Aspiring entrepreneurs and the startup community in general quite naturally thrive on success stories. They provide inspiration, role models , and the promise of heady returns. But success stories can also give rise to misguided assumptions. One of the most common is around the time it can take to build a valuable enterprise.

A few companies are created and ‘flipped’ within a few years. Most aren’t. Entering the entrepreneurial arena with a short term exit horizon is likely to result in disappointment. Entrepreneurship is about developing the competence to build value and generate extraordinary returns over time. It is focused on mastering the art and science of business building from the ground up. Better to think 8 years and beyond to a liquidity event. That is not an argument against accepting a life changing amount of money 24 months in; rather it is a recognition that in most cases value is built over time. Enter the arena with the expectation of building a business.

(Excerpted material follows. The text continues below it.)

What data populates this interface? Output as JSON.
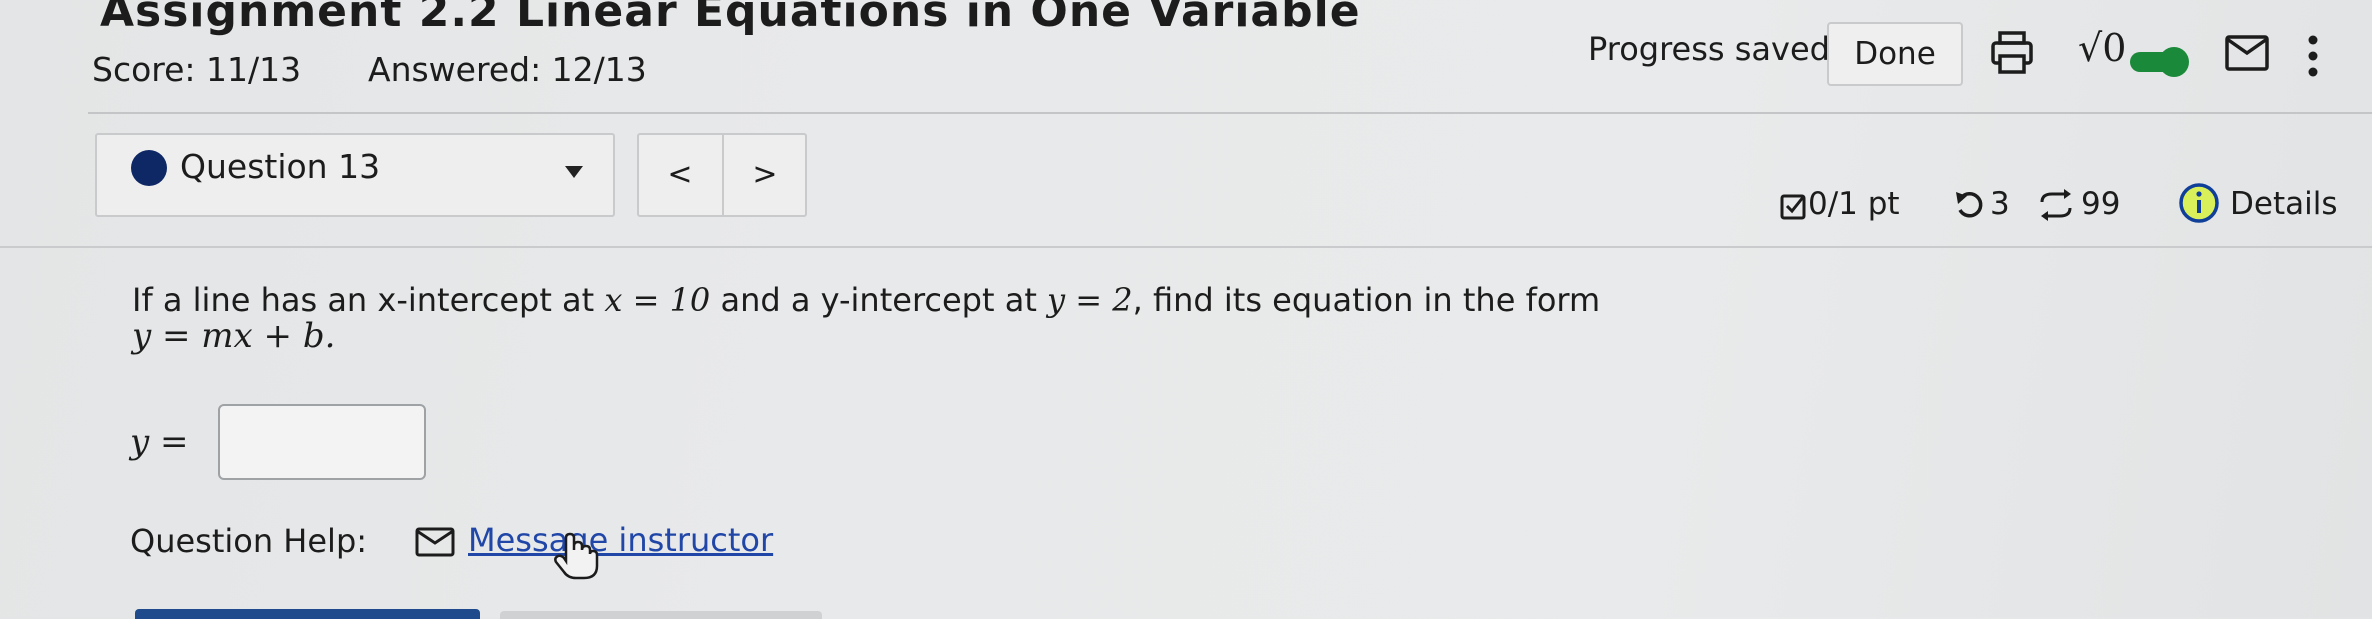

Survive long enough and you may unlock the scaling formula for your business. That is the holy grail for entrepreneurs. Many perish on this quest. The formula is never completely unearthed. Early promise fades. The business grows year on year but not fast enough. Investors become exasperated and their interest migrates elsewhere. Their own agendas come to the fore and the business is sold with little equity value accruing to the founders. Waiting years to find out if a business can actually scale is simply too long. Life is too short. For this reason, I favour businesses that either fail quickly or where the potential to scale and the scaling formula become evident fairly early on. Of course the point to note here is that the more complex the business the more challenging it is to scale. Not all businesses can scale but as Paul Graham writes a startup is a business designed to scale. Those entrepreneurial teams that succeed deserve respect: they have acquired the know-how to navigate the startup stage, to prove their business model, and to build an organisation that can execute at scale. How rare is that?

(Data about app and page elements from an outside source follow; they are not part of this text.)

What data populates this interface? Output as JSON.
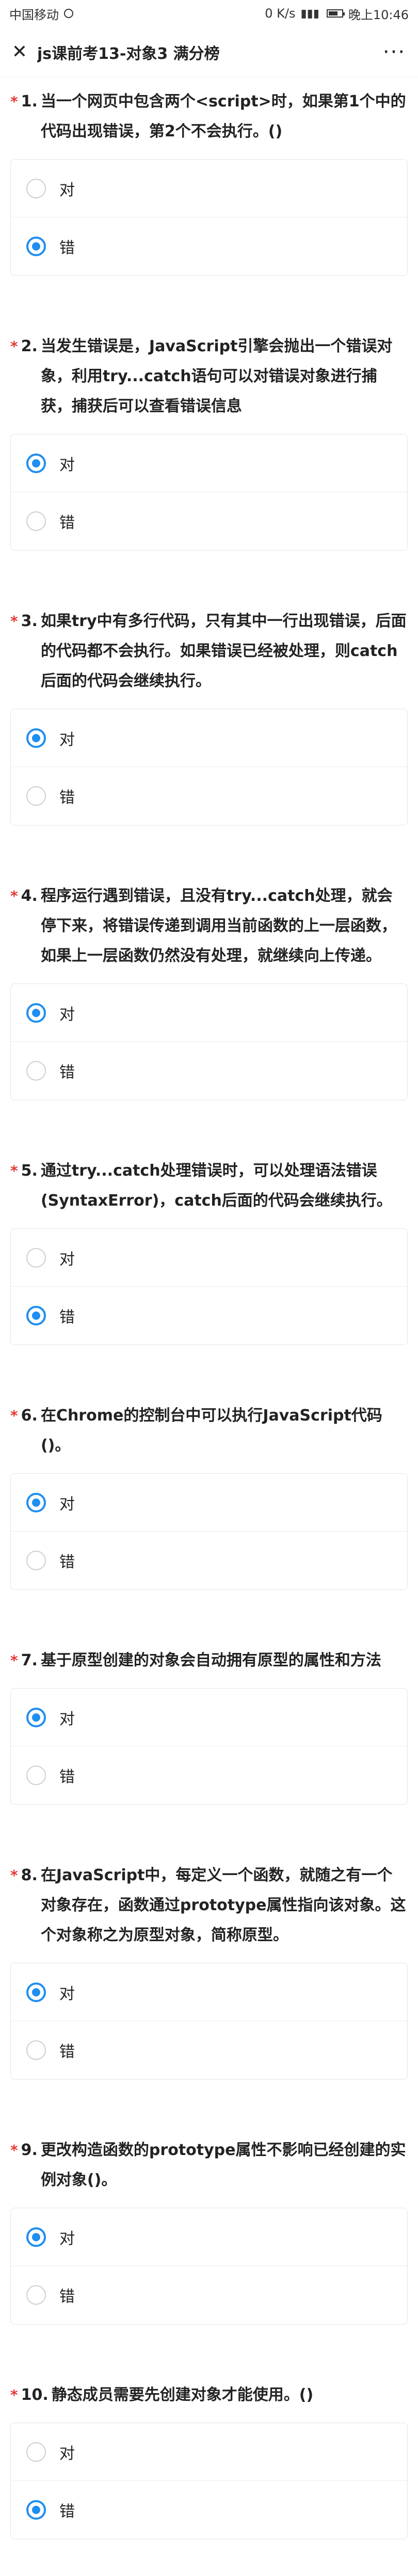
{
  "status_bar": {
    "carrier": "中国移动",
    "speed": "0 K/s",
    "time": "晚上10:46"
  },
  "header": {
    "title": "js课前考13-对象3 满分榜"
  },
  "questions": [
    {
      "number": "1.",
      "text": "当一个网页中包含两个<script>时，如果第1个中的代码出现错误，第2个不会执行。()",
      "options": [
        {
          "label": "对",
          "selected": false
        },
        {
          "label": "错",
          "selected": true
        }
      ]
    },
    {
      "number": "2.",
      "text": "当发生错误是，JavaScript引擎会抛出一个错误对象，利用try...catch语句可以对错误对象进行捕获，捕获后可以查看错误信息",
      "options": [
        {
          "label": "对",
          "selected": true
        },
        {
          "label": "错",
          "selected": false
        }
      ]
    },
    {
      "number": "3.",
      "text": "如果try中有多行代码，只有其中一行出现错误，后面的代码都不会执行。如果错误已经被处理，则catch后面的代码会继续执行。",
      "options": [
        {
          "label": "对",
          "selected": true
        },
        {
          "label": "错",
          "selected": false
        }
      ]
    },
    {
      "number": "4.",
      "text": "程序运行遇到错误，且没有try...catch处理，就会停下来，将错误传递到调用当前函数的上一层函数，如果上一层函数仍然没有处理，就继续向上传递。",
      "options": [
        {
          "label": "对",
          "selected": true
        },
        {
          "label": "错",
          "selected": false
        }
      ]
    },
    {
      "number": "5.",
      "text": "通过try...catch处理错误时，可以处理语法错误(SyntaxError)，catch后面的代码会继续执行。",
      "options": [
        {
          "label": "对",
          "selected": false
        },
        {
          "label": "错",
          "selected": true
        }
      ]
    },
    {
      "number": "6.",
      "text": "在Chrome的控制台中可以执行JavaScript代码()。",
      "options": [
        {
          "label": "对",
          "selected": true
        },
        {
          "label": "错",
          "selected": false
        }
      ]
    },
    {
      "number": "7.",
      "text": "基于原型创建的对象会自动拥有原型的属性和方法",
      "options": [
        {
          "label": "对",
          "selected": true
        },
        {
          "label": "错",
          "selected": false
        }
      ]
    },
    {
      "number": "8.",
      "text": "在JavaScript中，每定义一个函数，就随之有一个对象存在，函数通过prototype属性指向该对象。这个对象称之为原型对象，简称原型。",
      "options": [
        {
          "label": "对",
          "selected": true
        },
        {
          "label": "错",
          "selected": false
        }
      ]
    },
    {
      "number": "9.",
      "text": "更改构造函数的prototype属性不影响已经创建的实例对象()。",
      "options": [
        {
          "label": "对",
          "selected": true
        },
        {
          "label": "错",
          "selected": false
        }
      ]
    },
    {
      "number": "10.",
      "text": "静态成员需要先创建对象才能使用。()",
      "options": [
        {
          "label": "对",
          "selected": false
        },
        {
          "label": "错",
          "selected": true
        }
      ]
    }
  ],
  "colors": {
    "accent": "#1f8ef1",
    "required": "#e53935"
  },
  "icons": {
    "close": "close-icon",
    "more": "more-icon"
  }
}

You Cannot Be Serious

I tuned into a recent BBC documentary that follows the fortunes of a group of Scottish entrepreneurs. One advisor was asked to define ‘entrepreneur’. His answer was long on enthusiasm and short on sense: ‘If you think I am one, I am one’.

I wondered what the reaction might be if a doctor in a hospital documentary defined themselves in similar terms. Or take another profession: to become a lawyer requires the aspirant to study for years, but to become an ‘entrepreneur’ you simply need to believe you are one.

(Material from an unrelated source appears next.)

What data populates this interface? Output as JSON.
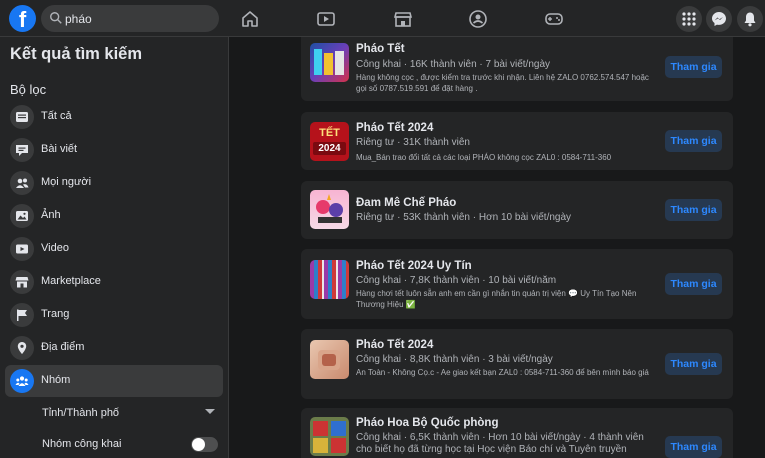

But perhaps this narrow line of thinking reflects something of a norm. Many business schools offer add-on courses where start-ups are a topic to be mastered in a week. Incubators and accelerators offer the same ‘sheep-dip’ philosophy.

If only building an entrepreneurial business could be packaged and codified so easily. The reality, of course, is that entrepreneurship demands rigour over time. Identifying new opportunities, making the ‘right’ decisions, and managing growth present challenges that take years of experience and reflection to perfect.

Rather than seeing entrepreneurship as just ‘something to have a go at’, we would be well served as seeing it as a profession in its own right. In this universe, it becomes a core business school discipline; it becomes an activity that can be learnt rather than being mostly a matter of luck. Successful serial entrepreneurs are not merely people who have a knack for winning the lottery over and over again.